Cannabis law update - Ontario retail getting ready for liftoff

Publication February 2019

With retail cannabis stores fewer than 60 days away, and the first retail store authorization applications submitted, retail lottery winners are getting ready to open for business. With that in mind, the Alcohol and Gaming Commission of Ontario (AGCO) has published some guidance relating to operating retail stores and the retail store authorization process.

Retail store operation

The AGCO has released a list of frequently asked questions relating to operating a licensed cannabis retail store. Key points include:

  • Age verification: The AGCO will not be prescribing how retailers should ensure that no minors are permitted in a retail cannabis store. According to Ontario Regulation 468/18, a licensed retailer must not allow any person into a cannabis retail store who appears to be under 25 years old unless the person is able to show photo ID that was issued by the government or the LCBO and shows the person’s date of birth.
  • Display of cannabis: Sensory display containers will be permitted if they are locked, tamper-proof and non-removable. The AGCO has stated that retailers will have relative freedom in how they display product in licensed stores.

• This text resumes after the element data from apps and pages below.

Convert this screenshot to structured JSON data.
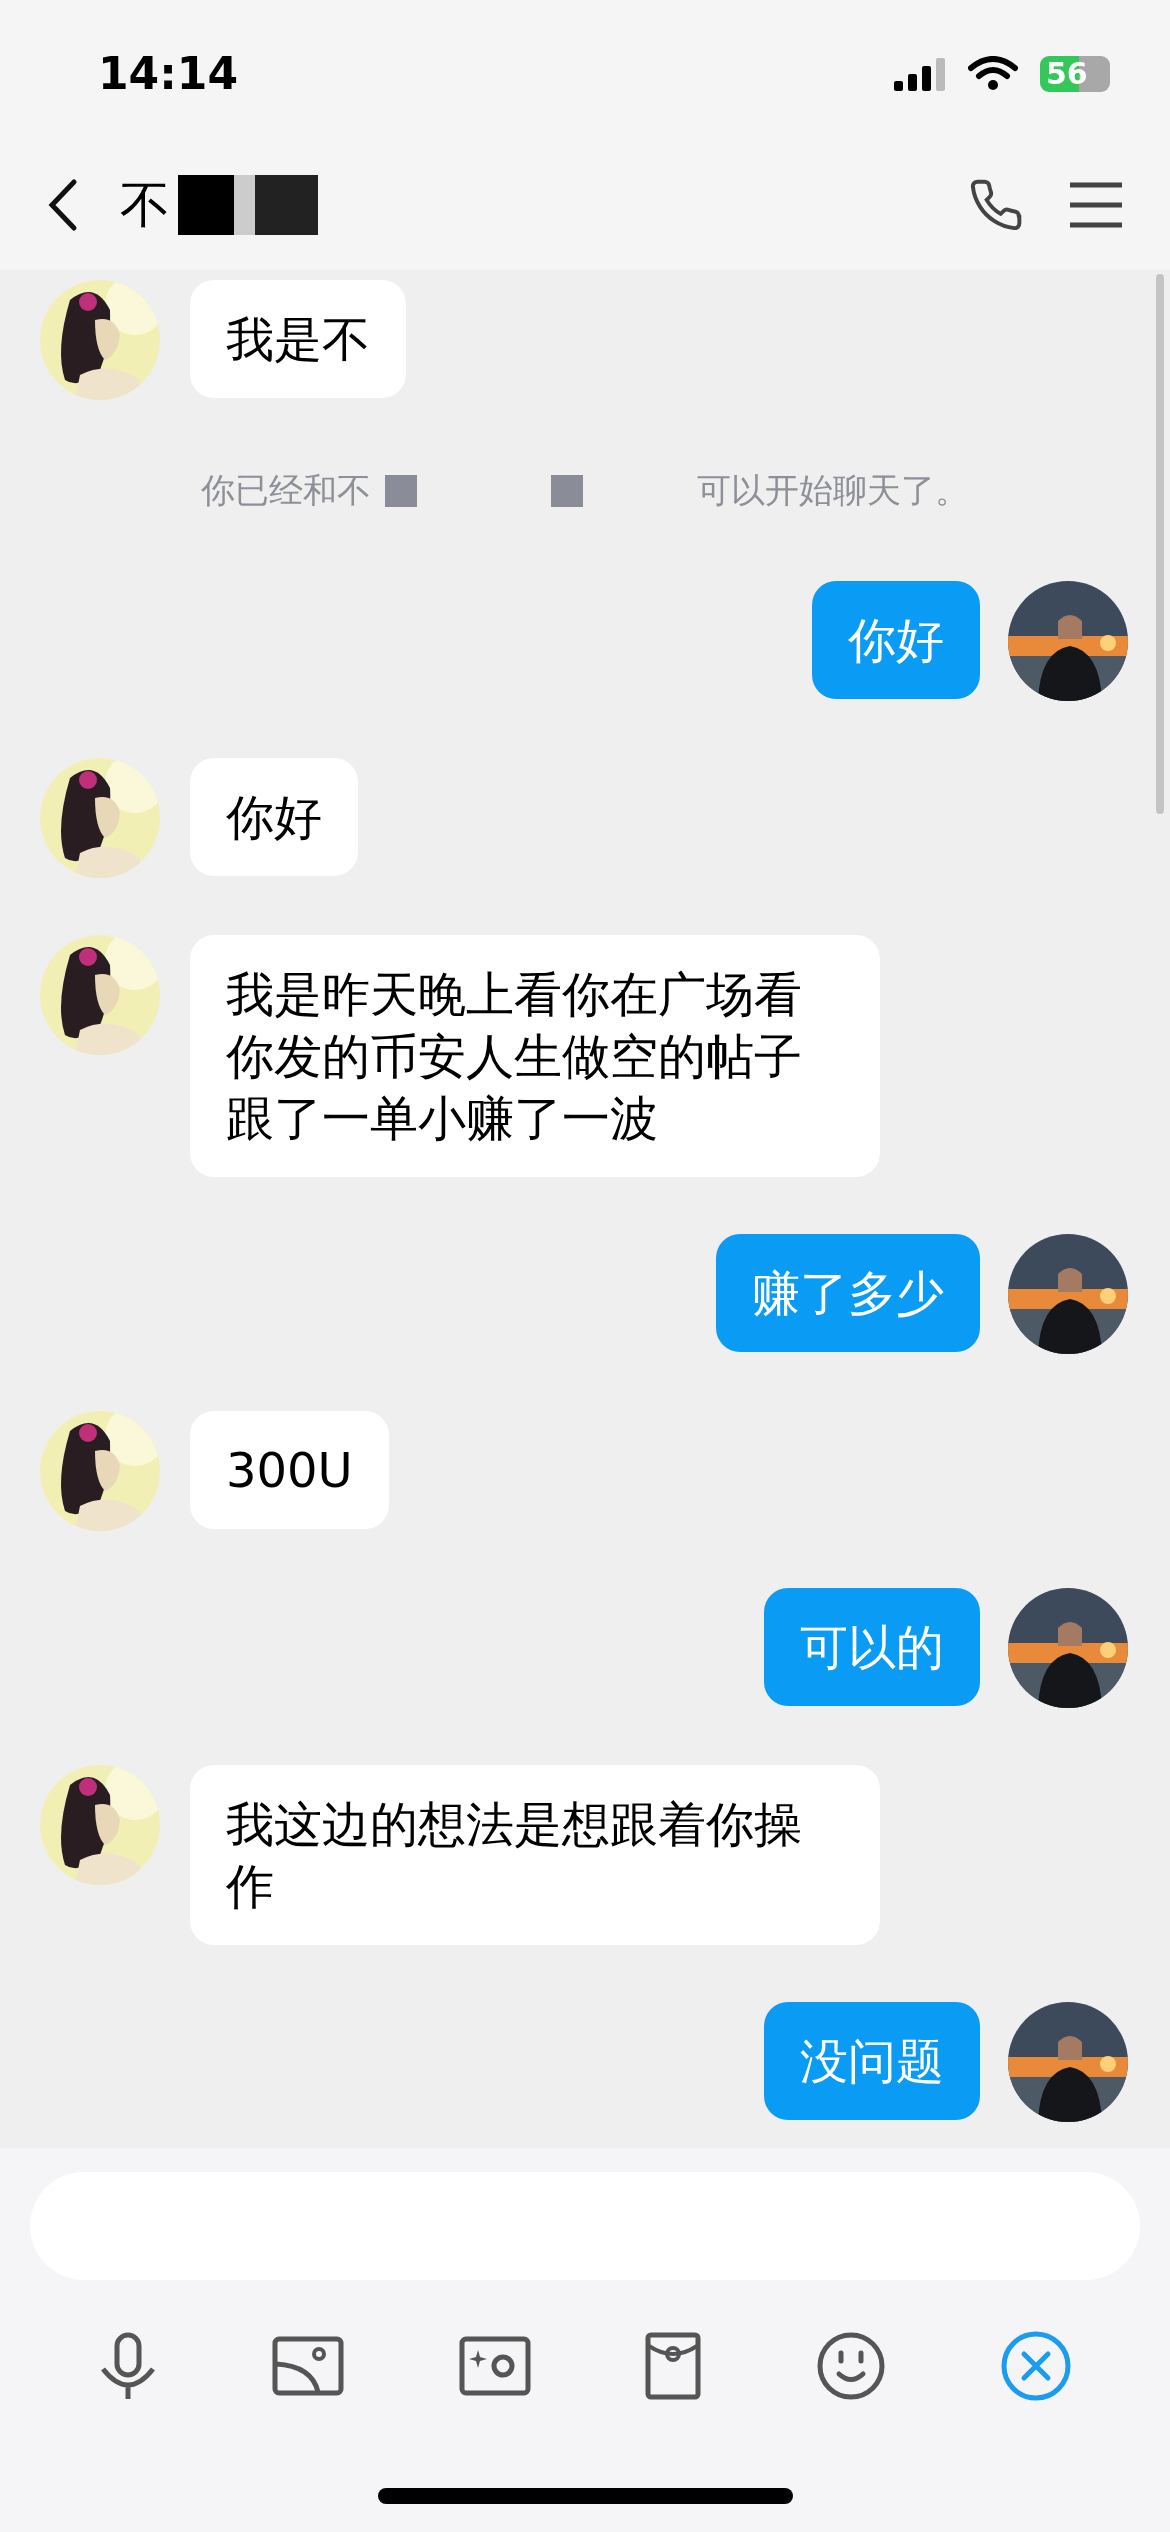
{
  "status_bar": {
    "time": "14:14",
    "battery": "56"
  },
  "header": {
    "title": "不"
  },
  "messages": [
    {
      "kind": "received",
      "text": "我是不"
    },
    {
      "kind": "notice",
      "text": "你已经和不",
      "suffix": "可以开始聊天了。"
    },
    {
      "kind": "sent",
      "text": "你好"
    },
    {
      "kind": "received",
      "text": "你好"
    },
    {
      "kind": "received",
      "text": "我是昨天晚上看你在广场看你发的币安人生做空的帖子跟了一单小赚了一波"
    },
    {
      "kind": "sent",
      "text": "赚了多少"
    },
    {
      "kind": "received",
      "text": "300U"
    },
    {
      "kind": "sent",
      "text": "可以的"
    },
    {
      "kind": "received",
      "text": "我这边的想法是想跟着你操作"
    },
    {
      "kind": "sent",
      "text": "没问题"
    }
  ]
}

However retailers decide to display their product, cannabis must be stored securely and neither cannabis or cannabis accessories may be visible from the exterior of the premises. These restrictions are largely aligned with the requirements in Alberta and British Columbia.
  • E-commerce: The AGCO has been clear that the OCS is the only retailer authorized to sell cannabis online. Private retailers will not be permitted to sell cannabis online. Retail cannabis stores can expect to face increased competition from the Ontario Cannabis Store (the OCS), which will soon award a $450,000 contract to offer same-day shipping.
  • Employee training program: The AGCO has approved CannSell as the official training program for employees of privately run cannabis retail outlets. The training will take approximately four hours to complete and will be available on February 25. Read the entire news release from the AGCO here.

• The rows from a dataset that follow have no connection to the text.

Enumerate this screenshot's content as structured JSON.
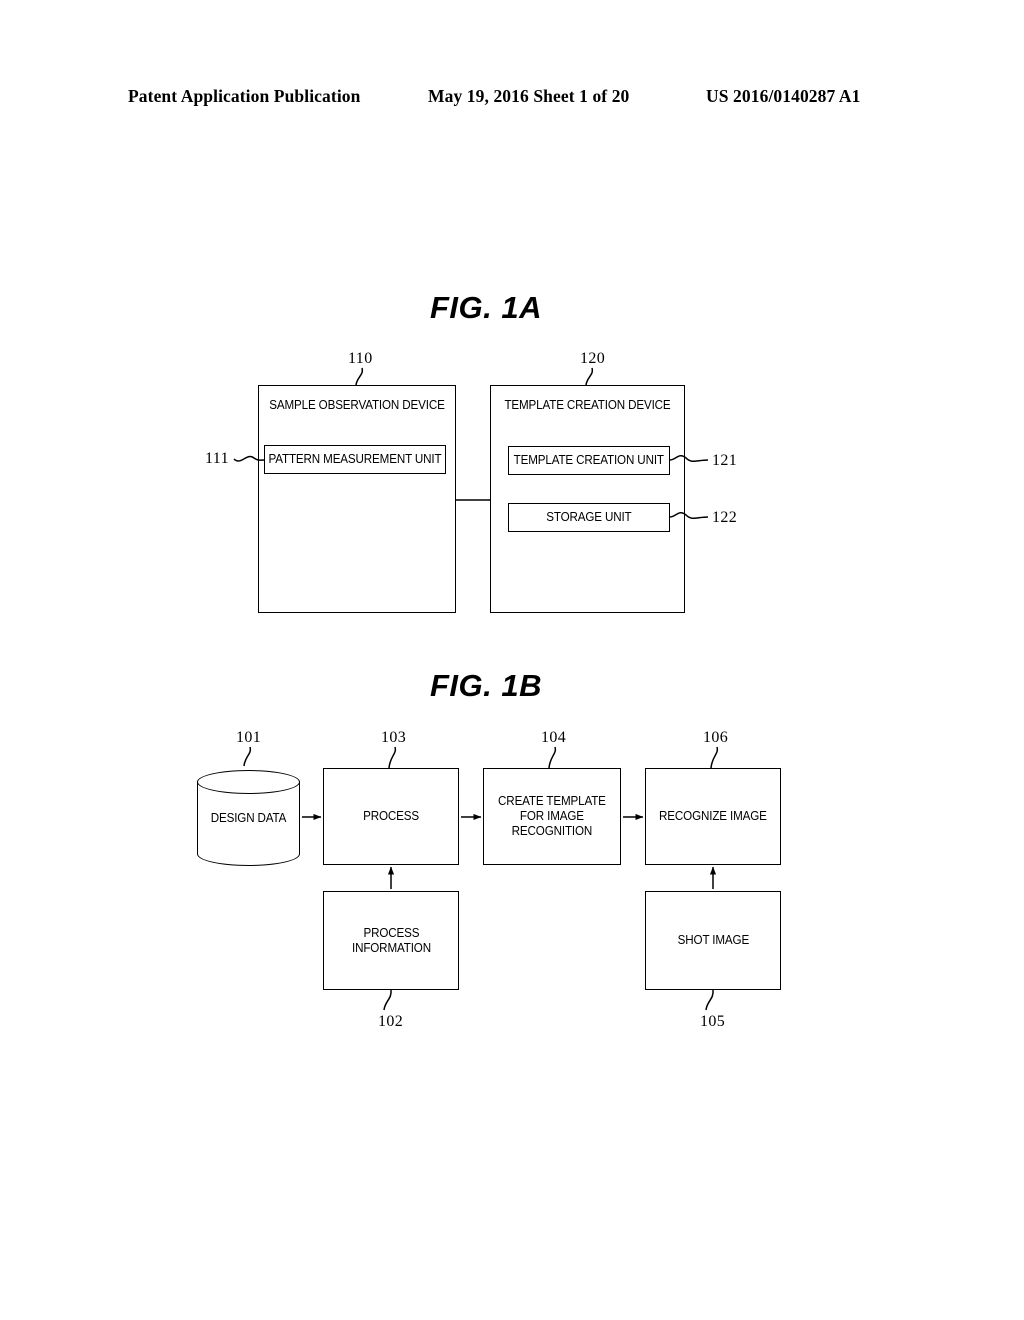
{
  "header": {
    "left": "Patent Application Publication",
    "middle": "May 19, 2016  Sheet 1 of 20",
    "right": "US 2016/0140287 A1"
  },
  "figures": [
    {
      "title": "FIG. 1A",
      "boxes": {
        "sample_observation_device": {
          "label": "SAMPLE OBSERVATION DEVICE",
          "ref": "110"
        },
        "template_creation_device": {
          "label": "TEMPLATE CREATION DEVICE",
          "ref": "120"
        },
        "pattern_measurement_unit": {
          "label": "PATTERN MEASUREMENT UNIT",
          "ref": "111"
        },
        "template_creation_unit": {
          "label": "TEMPLATE CREATION UNIT",
          "ref": "121"
        },
        "storage_unit": {
          "label": "STORAGE UNIT",
          "ref": "122"
        }
      }
    },
    {
      "title": "FIG. 1B",
      "nodes": {
        "design_data": {
          "label": "DESIGN DATA",
          "ref": "101",
          "shape": "cylinder"
        },
        "process_information": {
          "label": "PROCESS\nINFORMATION",
          "line1": "PROCESS",
          "line2": "INFORMATION",
          "ref": "102",
          "shape": "rect"
        },
        "process": {
          "label": "PROCESS",
          "ref": "103",
          "shape": "rect"
        },
        "create_template": {
          "label": "CREATE TEMPLATE FOR IMAGE RECOGNITION",
          "line1": "CREATE TEMPLATE",
          "line2": "FOR IMAGE",
          "line3": "RECOGNITION",
          "ref": "104",
          "shape": "rect"
        },
        "shot_image": {
          "label": "SHOT IMAGE",
          "ref": "105",
          "shape": "rect"
        },
        "recognize_image": {
          "label": "RECOGNIZE IMAGE",
          "ref": "106",
          "shape": "rect"
        }
      },
      "flow": [
        {
          "from": "design_data",
          "to": "process",
          "direction": "right"
        },
        {
          "from": "process",
          "to": "create_template",
          "direction": "right"
        },
        {
          "from": "create_template",
          "to": "recognize_image",
          "direction": "right"
        },
        {
          "from": "process_information",
          "to": "process",
          "direction": "up"
        },
        {
          "from": "shot_image",
          "to": "recognize_image",
          "direction": "up"
        }
      ]
    }
  ],
  "colors": {
    "ink": "#000000",
    "paper": "#ffffff"
  }
}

The full list of FAQs can be found here.

Public notice process

The AGCO has released an infographic that explains the public notice process that is required before a retail store authorization is issued. The infographic is available here.

Before a retail store authorization is issued, an applicant must post a placard at the proposed site. Local residents then have 15 calendar days to make submissions to the AGCO. The AGCO will then forward these submissions to the applicant, who will have five business days to provide a response. All the information will be considered before the AGCO decides whether or not to issue a retail store authorization.

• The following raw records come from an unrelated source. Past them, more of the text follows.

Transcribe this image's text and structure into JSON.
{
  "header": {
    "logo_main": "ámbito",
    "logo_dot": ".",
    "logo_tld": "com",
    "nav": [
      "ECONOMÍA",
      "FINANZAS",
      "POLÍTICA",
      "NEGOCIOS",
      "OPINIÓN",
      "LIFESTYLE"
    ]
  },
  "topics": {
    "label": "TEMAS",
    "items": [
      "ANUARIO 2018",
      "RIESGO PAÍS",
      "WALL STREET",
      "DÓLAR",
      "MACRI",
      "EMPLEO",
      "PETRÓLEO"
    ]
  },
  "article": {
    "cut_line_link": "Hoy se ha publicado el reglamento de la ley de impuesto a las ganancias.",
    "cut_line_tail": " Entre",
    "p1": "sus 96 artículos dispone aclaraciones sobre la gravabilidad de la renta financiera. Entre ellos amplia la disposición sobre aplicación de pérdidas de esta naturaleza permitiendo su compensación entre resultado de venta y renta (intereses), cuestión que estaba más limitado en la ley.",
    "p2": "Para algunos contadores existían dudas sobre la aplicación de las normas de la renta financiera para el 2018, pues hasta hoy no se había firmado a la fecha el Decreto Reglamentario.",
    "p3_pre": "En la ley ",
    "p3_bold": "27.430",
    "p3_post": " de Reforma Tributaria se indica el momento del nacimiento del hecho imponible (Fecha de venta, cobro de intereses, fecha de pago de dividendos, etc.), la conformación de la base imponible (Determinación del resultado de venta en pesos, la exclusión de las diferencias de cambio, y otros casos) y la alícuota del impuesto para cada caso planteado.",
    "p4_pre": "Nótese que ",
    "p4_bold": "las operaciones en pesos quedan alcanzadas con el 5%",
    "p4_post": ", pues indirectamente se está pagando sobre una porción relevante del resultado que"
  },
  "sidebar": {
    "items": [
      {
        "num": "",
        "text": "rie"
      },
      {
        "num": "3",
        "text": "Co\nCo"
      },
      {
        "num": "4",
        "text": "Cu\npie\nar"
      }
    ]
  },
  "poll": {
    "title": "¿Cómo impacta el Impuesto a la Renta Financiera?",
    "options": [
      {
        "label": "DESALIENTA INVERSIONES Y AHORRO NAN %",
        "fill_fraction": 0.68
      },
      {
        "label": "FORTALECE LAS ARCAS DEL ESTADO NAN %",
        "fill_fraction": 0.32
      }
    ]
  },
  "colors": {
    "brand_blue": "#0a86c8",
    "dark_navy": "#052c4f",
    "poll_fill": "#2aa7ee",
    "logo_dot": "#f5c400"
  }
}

The AGCO will only consider submissions on the following topics when deciding whether or not to issue a retail store authorization:

  • Protecting public health and safety;
  • Protecting youth and restricting their access to cannabis; and
  • Preventing illicit activities in relation to cannabis.

Municipal opt-out deadline

The January 22 deadline for municipalities to opt out of hosting retail cannabis stores has now passed. The final list of municipalities that have opted out can be found on the AGCO website here. Notable cities include Brantford, Markham, Milton, Mississauga, Newmarket, Oakville, Pickering, Richmond Hill, Vaughan, Wasaga Beach and Whitby.

The author wishes to thank articling student Daniel Weiss for his contribution to this legal update.

Recent publications

Subscribe and stay up to date with the latest legal news, information and events...